Movement of Material through the Cell Membrane
  • Each individual cell exists in a liquid environment.
  • The presence of a liquid environmentmakes it easier for materials such as food, oxygen, and water to move into and out of the cell.
  • There are several ways in which materials enter and leave the cell.
  • Diffusion is the process by which molecules of a substance move from areas of higher concentration (more particles) of that substance to areas of lower concentration (less particles).
  • Examples: Food color in water

Air freshener in house

Dry erase cleaner

what determines whether diffusion occurs through a membrane
What determines whether diffusion occurs through a membrane?
  • If two substances are present at unequal amounts on either side of the membrane, each substance will tend to move towards the area of lower concentration until equilibrium is reached (same amount of particles on both sides).
  • The permeability of the membrane. (allows substances to diffuse across the membrane)
  • A membrane is said to be impermeable to those things that cannot pass across it. Biological membranes are semi-permeable (cell membrane). They are permeable to some substances and impermeable to others.
facilitated diffusion
Facilitated Diffusion
  • Many molecules are transported across a membrane in the direction of the lowest concentration by a carrier protein.
  • For example: In red blood cells, a carrier protein in the cell membrane transports glucose from one side of the membrane to the other.
  • The glucose transporter protein facilitates, or helps in the diffusion of glucose.
  • The diffusion of water through a selectively permeable membrane from an area of high concentration of water to an area of low concentration.
  • For example if you place a concentrated sugar solution on one side of a semi-permeable membrane and a dilute sugar solution on the other side. The result is the net movement of water through the membrane from the side with the dilute sugar solution to the side with the concentrated sugar solution.
  • If, however two solutions contain exactly the same amount of dissolved material, there is no osmotic pressure across the membrane separating them because the concentrations of dissolved materials are in equilibrium.
Normal blood cells will shrink if to much water leaves the cells due to osmosis. If to much water enters the cell during osmosis the red blood cell will swell.
  • If the amount of water that enters the cell is not regulated , then eventually to much water will enter the cell and it will burst.
  • Osmosis and Diffusion are forms of passive transport across the cell membrane because energy is not needed for these processes.
active transport
Active Transport
  • Active transport is an energy-requiring process that enables materials to move across the membrane against the concentration difference.

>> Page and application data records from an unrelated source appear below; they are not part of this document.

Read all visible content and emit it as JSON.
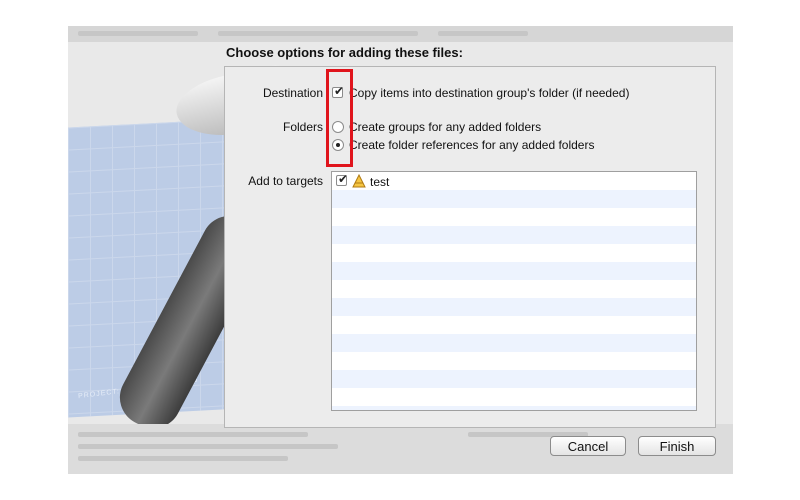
{
  "dialog": {
    "title": "Choose options for adding these files:",
    "blueprint_caption": "PROJECT: APPLICATION APP"
  },
  "options": {
    "destination": {
      "label": "Destination",
      "checkbox_label": "Copy items into destination group's folder (if needed)",
      "checked": true
    },
    "folders": {
      "label": "Folders",
      "choices": [
        {
          "label": "Create groups for any added folders",
          "selected": false
        },
        {
          "label": "Create folder references for any added folders",
          "selected": true
        }
      ]
    },
    "targets": {
      "label": "Add to targets",
      "items": [
        {
          "name": "test",
          "checked": true,
          "icon": "app-target-icon"
        }
      ]
    }
  },
  "buttons": {
    "cancel": "Cancel",
    "finish": "Finish"
  },
  "colors": {
    "highlight": "#e0141c",
    "list_stripe": "#edf3fe"
  }
}
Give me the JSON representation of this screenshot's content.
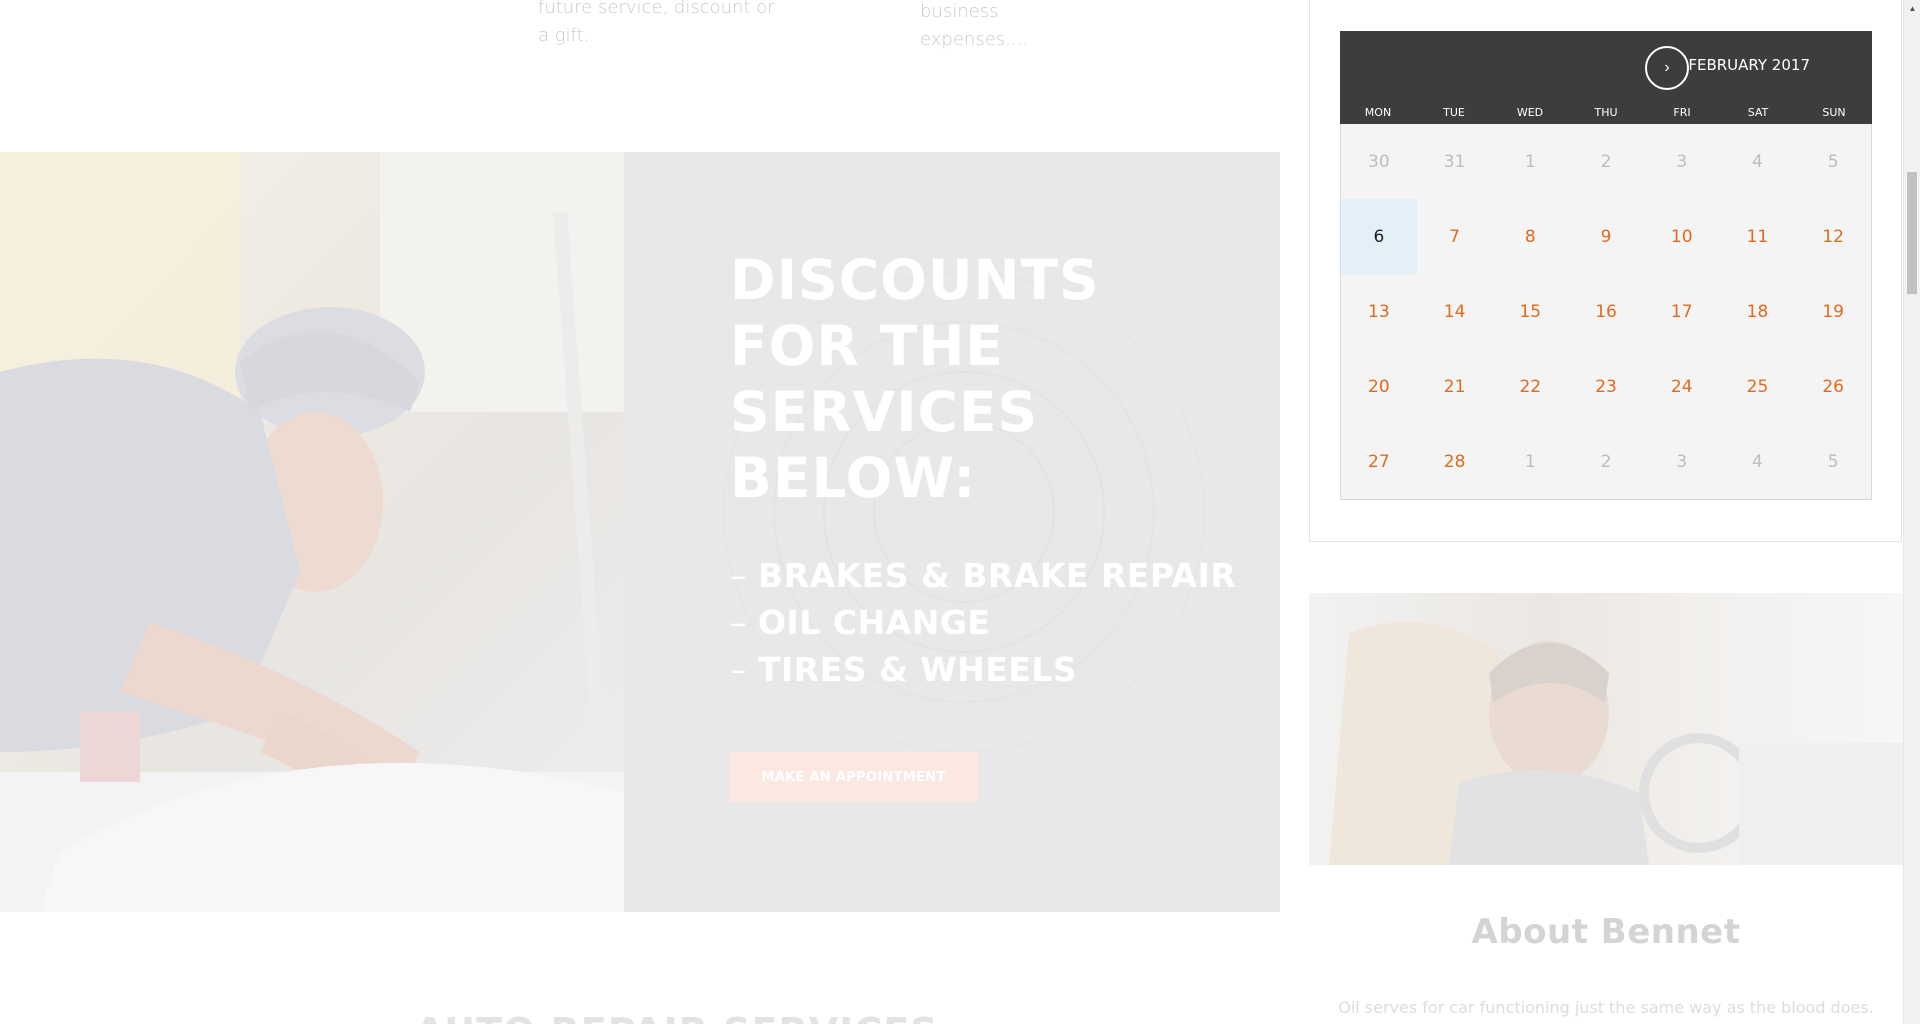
{
  "features": {
    "left_text": "future service, discount or a gift.",
    "right_text": "business expenses...."
  },
  "promo": {
    "title": "DISCOUNTS FOR THE SERVICES BELOW:",
    "services": [
      "BRAKES & BRAKE REPAIR",
      "OIL CHANGE",
      "TIRES & WHEELS"
    ],
    "button_label": "MAKE AN APPOINTMENT"
  },
  "section_heading": "AUTO REPAIR SERVICES",
  "calendar": {
    "month_label": "FEBRUARY 2017",
    "next_icon": "chevron-right-icon",
    "weekdays": [
      "MON",
      "TUE",
      "WED",
      "THU",
      "FRI",
      "SAT",
      "SUN"
    ],
    "weeks": [
      [
        "30",
        "31",
        "1",
        "2",
        "3",
        "4",
        "5"
      ],
      [
        "6",
        "7",
        "8",
        "9",
        "10",
        "11",
        "12"
      ],
      [
        "13",
        "14",
        "15",
        "16",
        "17",
        "18",
        "19"
      ],
      [
        "20",
        "21",
        "22",
        "23",
        "24",
        "25",
        "26"
      ],
      [
        "27",
        "28",
        "1",
        "2",
        "3",
        "4",
        "5"
      ]
    ],
    "today": "6",
    "colors": {
      "header_bg": "#3d3d3d",
      "day_link": "#e26a1e",
      "muted": "#bdbdbd",
      "today_bg": "#e4f0f8"
    }
  },
  "about": {
    "title": "About Bennet",
    "text": "Oil serves for car functioning just the same way as the blood does."
  }
}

Think of a unicyclist going up hill, requires more energy then going down hill

there are two types of active transport
There are two types of Active Transport
  • Individual molecules are carried through the membrane-associated pumps in the cell membrane. Molecules include calcium, potassium, and sodium and require chemical energy.
2 large amount of materials are transported through the movement of the cell membrane
2) Large amount of materials are transported through the movement of the cell membrane
  • Endocytosis: is the process of taking material into the cell by means of infoldings or pockets of the cell membrane. Large molecules, clumps of food, and even whole cells can be taken up in this way.
  • Phagocytosis: large particles taken into the cell by endocytosis. In phagocytosis, extension of cytoplasm surround and engulf large particles. Amoebas use this method to take in food.
Pinocytosis: process of taking up liquid form the surrounding environment by cells. Tiny pockets form along the cell membrane, fill with liquid, and pinch off from vacuoles within the cell.
  • Exocytosis: The removal of water by means of a contractile vacuole, along with removal of large material.